WHAT IS BEING ASKED ▸ The lines to find are those in the entries that hold the word "USDT"; copy every one of them.

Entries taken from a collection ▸
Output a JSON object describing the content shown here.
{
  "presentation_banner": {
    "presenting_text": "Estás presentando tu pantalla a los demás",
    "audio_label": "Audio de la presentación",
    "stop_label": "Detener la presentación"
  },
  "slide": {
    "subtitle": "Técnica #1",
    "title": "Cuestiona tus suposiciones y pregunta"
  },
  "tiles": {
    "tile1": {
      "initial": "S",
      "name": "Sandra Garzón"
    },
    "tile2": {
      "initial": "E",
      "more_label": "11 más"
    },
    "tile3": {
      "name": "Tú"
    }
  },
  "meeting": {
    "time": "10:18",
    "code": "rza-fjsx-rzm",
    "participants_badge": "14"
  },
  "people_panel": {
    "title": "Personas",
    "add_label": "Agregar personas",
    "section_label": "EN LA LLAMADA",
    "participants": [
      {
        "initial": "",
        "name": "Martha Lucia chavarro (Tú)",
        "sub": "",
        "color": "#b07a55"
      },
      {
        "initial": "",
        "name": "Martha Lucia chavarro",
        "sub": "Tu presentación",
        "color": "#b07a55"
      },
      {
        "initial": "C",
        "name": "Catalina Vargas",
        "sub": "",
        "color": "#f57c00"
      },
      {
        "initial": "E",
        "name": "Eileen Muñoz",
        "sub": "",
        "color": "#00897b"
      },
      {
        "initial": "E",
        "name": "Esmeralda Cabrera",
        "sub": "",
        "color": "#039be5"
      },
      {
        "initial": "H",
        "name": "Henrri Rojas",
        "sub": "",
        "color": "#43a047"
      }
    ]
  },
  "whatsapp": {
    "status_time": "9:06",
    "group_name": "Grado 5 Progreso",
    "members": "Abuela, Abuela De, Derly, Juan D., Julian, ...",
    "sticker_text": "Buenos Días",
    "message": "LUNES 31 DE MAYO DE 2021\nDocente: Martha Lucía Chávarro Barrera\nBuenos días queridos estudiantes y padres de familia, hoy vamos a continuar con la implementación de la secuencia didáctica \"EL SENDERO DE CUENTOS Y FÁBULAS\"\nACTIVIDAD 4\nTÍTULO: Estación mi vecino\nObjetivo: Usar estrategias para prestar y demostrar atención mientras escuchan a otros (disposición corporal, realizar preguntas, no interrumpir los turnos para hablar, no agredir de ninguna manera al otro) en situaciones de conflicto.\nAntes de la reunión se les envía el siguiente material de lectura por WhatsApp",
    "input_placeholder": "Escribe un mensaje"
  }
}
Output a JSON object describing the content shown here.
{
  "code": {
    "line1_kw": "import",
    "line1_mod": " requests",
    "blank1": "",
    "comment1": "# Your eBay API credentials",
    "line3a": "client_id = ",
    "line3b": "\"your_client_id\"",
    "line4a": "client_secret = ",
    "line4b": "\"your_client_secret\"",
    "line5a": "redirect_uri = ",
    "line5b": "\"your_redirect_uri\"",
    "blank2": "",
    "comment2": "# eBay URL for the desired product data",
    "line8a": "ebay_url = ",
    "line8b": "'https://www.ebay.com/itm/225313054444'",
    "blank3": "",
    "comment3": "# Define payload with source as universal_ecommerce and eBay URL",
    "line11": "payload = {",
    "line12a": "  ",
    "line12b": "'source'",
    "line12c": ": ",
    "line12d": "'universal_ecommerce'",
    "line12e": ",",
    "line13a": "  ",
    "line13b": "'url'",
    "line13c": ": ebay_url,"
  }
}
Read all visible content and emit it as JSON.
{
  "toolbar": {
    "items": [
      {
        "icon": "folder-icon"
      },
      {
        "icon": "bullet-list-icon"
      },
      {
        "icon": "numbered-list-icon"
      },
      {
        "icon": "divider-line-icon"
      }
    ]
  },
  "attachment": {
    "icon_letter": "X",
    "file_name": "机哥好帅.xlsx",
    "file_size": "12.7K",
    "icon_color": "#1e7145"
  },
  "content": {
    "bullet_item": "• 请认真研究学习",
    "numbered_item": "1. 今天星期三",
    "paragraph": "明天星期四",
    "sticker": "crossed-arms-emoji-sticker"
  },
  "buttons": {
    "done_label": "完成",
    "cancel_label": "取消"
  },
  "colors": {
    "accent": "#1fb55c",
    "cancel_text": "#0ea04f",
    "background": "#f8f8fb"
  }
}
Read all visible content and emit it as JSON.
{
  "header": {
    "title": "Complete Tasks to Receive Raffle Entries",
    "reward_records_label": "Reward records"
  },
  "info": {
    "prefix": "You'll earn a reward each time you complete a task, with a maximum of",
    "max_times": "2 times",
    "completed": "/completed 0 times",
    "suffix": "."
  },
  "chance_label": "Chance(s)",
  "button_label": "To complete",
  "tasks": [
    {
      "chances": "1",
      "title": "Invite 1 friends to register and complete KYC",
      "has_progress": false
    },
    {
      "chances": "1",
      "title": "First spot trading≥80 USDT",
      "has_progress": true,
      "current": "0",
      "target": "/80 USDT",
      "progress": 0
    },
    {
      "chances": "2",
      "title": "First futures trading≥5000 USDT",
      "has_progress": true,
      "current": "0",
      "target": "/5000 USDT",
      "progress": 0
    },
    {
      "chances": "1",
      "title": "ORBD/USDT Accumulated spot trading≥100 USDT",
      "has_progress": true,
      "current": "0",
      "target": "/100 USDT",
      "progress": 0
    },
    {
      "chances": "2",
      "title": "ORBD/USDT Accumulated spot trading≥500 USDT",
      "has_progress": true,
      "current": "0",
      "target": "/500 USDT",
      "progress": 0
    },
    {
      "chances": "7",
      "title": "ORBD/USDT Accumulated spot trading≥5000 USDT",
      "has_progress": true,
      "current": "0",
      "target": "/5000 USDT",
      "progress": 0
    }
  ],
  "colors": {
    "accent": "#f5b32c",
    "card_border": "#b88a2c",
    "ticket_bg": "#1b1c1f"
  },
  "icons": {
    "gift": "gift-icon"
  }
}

WRITTEN REPLY ▸
      "title": "First spot trading≥80 USDT",
      "target": "/80 USDT",
      "title": "First futures trading≥5000 USDT",
      "target": "/5000 USDT",
      "title": "ORBD/USDT Accumulated spot trading≥100 USDT",
      "target": "/100 USDT",
      "title": "ORBD/USDT Accumulated spot trading≥500 USDT",
      "target": "/500 USDT",
      "title": "ORBD/USDT Accumulated spot trading≥5000 USDT",
      "target": "/5000 USDT",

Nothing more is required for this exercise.